(App and web page records)
★ ★ ★ ★ ★
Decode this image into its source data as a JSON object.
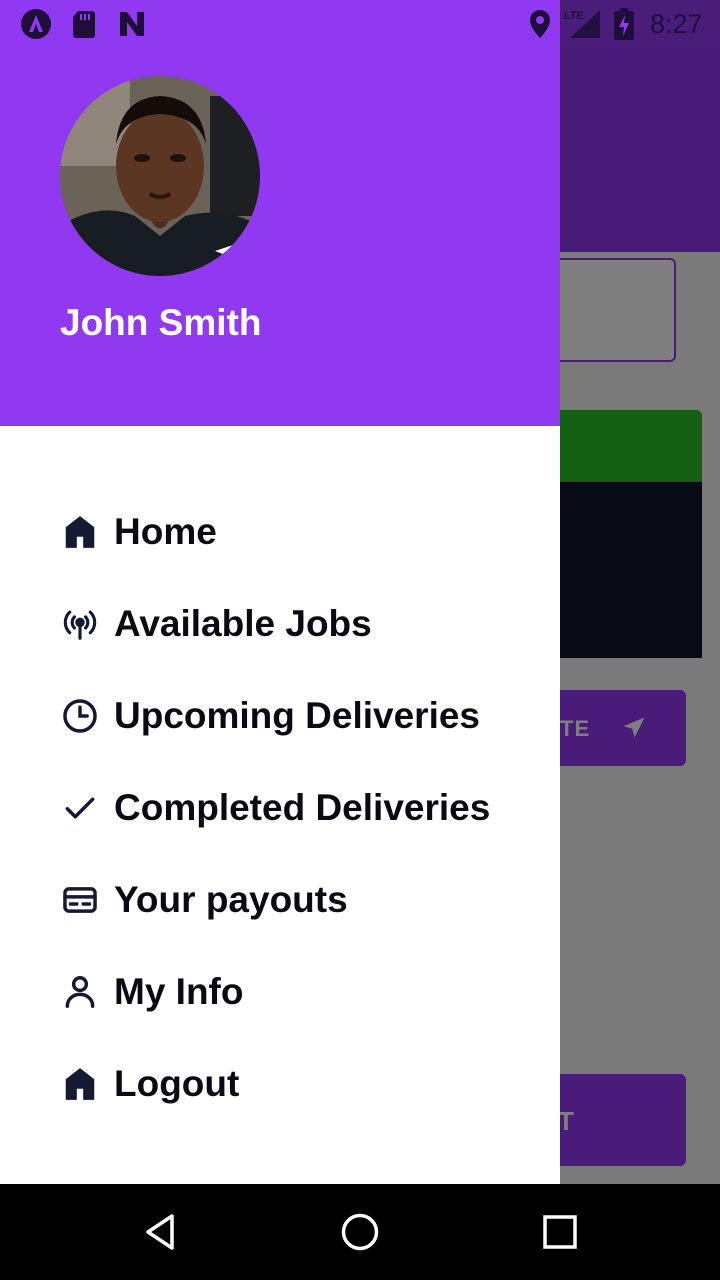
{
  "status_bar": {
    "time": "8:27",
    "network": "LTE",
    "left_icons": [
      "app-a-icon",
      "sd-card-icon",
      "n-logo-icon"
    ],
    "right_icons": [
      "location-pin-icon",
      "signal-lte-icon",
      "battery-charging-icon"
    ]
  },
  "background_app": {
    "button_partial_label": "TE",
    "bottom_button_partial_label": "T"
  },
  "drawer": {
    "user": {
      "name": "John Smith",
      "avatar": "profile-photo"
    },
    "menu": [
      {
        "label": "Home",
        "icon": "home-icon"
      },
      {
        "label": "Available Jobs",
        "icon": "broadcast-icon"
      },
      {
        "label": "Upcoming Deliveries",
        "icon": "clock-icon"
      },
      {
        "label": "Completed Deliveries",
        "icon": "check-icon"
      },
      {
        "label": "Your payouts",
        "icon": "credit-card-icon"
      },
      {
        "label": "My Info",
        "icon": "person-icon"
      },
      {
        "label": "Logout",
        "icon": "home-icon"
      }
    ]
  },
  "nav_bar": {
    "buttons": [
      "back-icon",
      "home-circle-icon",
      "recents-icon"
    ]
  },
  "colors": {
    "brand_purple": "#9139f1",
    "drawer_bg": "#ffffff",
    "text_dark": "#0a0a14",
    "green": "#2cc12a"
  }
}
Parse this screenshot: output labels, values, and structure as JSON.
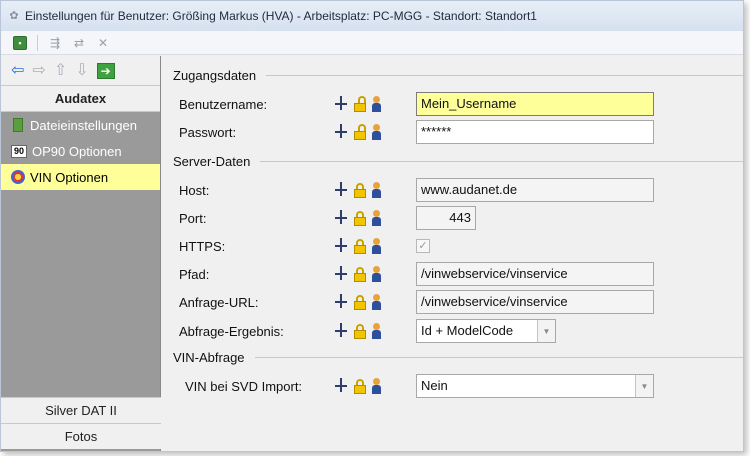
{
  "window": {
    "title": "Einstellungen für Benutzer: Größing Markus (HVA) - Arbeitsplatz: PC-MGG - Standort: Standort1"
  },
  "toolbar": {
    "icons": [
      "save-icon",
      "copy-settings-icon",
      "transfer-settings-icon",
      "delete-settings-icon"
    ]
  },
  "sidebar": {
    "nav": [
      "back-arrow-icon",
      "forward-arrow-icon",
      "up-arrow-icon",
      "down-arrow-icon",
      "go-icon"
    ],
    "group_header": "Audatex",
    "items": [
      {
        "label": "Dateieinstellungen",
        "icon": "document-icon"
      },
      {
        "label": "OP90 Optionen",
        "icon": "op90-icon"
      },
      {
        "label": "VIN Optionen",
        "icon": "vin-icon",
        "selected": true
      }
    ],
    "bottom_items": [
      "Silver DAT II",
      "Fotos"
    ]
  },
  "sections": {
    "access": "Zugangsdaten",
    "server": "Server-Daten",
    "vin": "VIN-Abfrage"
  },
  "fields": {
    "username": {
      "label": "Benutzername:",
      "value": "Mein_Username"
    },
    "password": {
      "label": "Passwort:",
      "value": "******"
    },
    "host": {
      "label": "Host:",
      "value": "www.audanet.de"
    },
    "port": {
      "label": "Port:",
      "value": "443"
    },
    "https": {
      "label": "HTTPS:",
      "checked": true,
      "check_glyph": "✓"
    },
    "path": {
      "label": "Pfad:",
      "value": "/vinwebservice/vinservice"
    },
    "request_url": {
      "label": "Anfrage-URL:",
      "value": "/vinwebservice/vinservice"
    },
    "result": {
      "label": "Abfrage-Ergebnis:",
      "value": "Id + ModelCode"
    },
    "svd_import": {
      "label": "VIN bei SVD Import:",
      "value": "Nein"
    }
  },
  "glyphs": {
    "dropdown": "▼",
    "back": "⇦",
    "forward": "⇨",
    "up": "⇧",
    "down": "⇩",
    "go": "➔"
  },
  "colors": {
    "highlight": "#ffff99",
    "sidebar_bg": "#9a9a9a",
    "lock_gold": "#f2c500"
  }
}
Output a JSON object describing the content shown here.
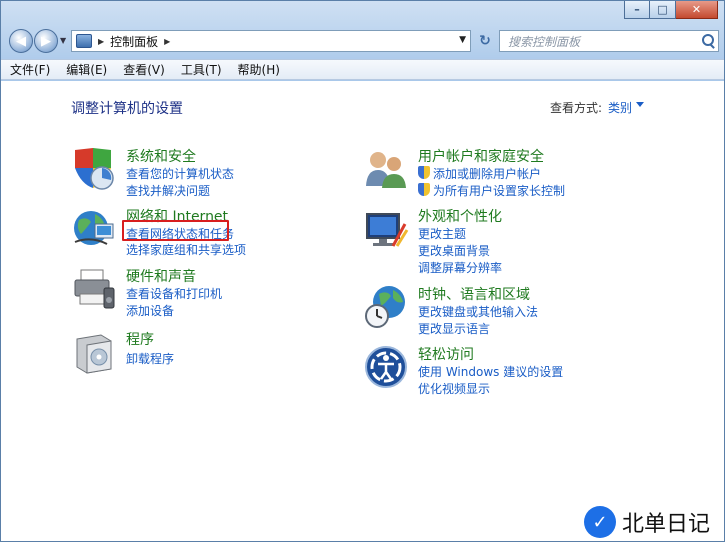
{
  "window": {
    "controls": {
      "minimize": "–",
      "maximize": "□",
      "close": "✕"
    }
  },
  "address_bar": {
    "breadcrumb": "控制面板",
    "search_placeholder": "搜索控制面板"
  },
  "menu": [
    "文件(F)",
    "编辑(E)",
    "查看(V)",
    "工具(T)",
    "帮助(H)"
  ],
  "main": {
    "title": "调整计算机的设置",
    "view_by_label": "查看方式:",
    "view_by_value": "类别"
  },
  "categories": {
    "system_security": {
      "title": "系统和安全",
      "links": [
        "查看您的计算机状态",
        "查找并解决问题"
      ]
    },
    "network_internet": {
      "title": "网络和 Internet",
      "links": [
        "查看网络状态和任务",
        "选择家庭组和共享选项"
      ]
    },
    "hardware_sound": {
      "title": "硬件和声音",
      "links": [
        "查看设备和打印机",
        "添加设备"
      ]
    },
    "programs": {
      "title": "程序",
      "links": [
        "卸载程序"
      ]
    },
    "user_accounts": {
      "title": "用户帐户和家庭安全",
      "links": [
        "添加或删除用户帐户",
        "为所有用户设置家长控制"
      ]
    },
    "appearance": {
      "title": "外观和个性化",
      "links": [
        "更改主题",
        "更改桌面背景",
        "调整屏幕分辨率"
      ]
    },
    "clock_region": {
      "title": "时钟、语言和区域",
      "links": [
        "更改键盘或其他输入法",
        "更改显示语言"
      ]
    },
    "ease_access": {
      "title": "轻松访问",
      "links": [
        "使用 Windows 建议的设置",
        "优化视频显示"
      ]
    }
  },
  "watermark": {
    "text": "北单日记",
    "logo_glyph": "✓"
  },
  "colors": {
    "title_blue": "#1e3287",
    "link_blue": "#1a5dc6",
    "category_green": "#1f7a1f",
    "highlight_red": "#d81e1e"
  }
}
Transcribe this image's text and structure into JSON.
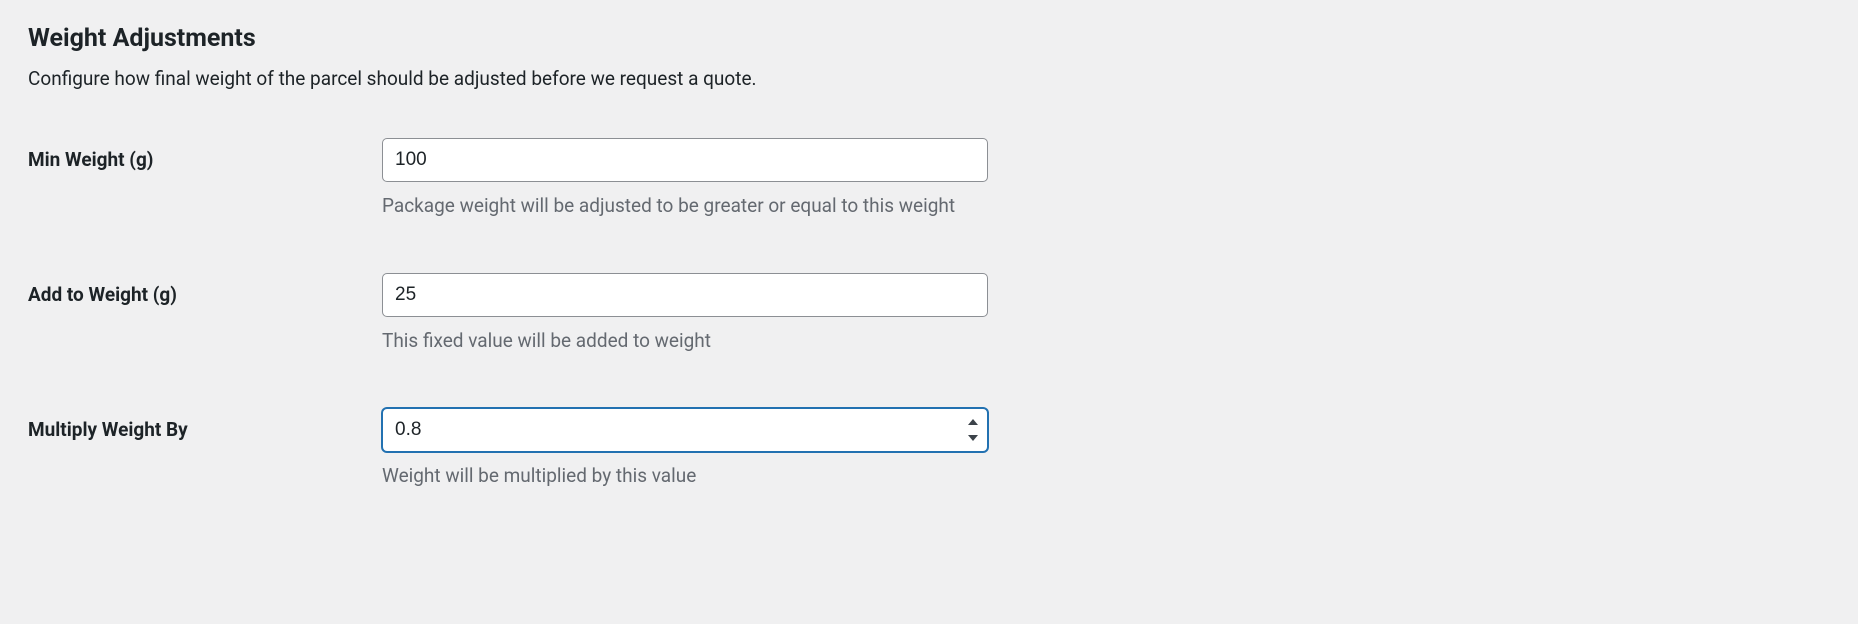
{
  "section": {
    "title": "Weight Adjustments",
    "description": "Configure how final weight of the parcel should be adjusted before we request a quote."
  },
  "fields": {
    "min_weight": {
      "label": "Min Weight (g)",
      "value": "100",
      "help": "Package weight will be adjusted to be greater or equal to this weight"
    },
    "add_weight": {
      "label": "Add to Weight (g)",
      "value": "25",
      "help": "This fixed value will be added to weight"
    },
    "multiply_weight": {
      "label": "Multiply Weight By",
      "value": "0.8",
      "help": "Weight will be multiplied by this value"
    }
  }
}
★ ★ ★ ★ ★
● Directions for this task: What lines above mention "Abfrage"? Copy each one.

● Solution:
    "vin": "VIN-Abfrage"
      "label": "Abfrage-Ergebnis:",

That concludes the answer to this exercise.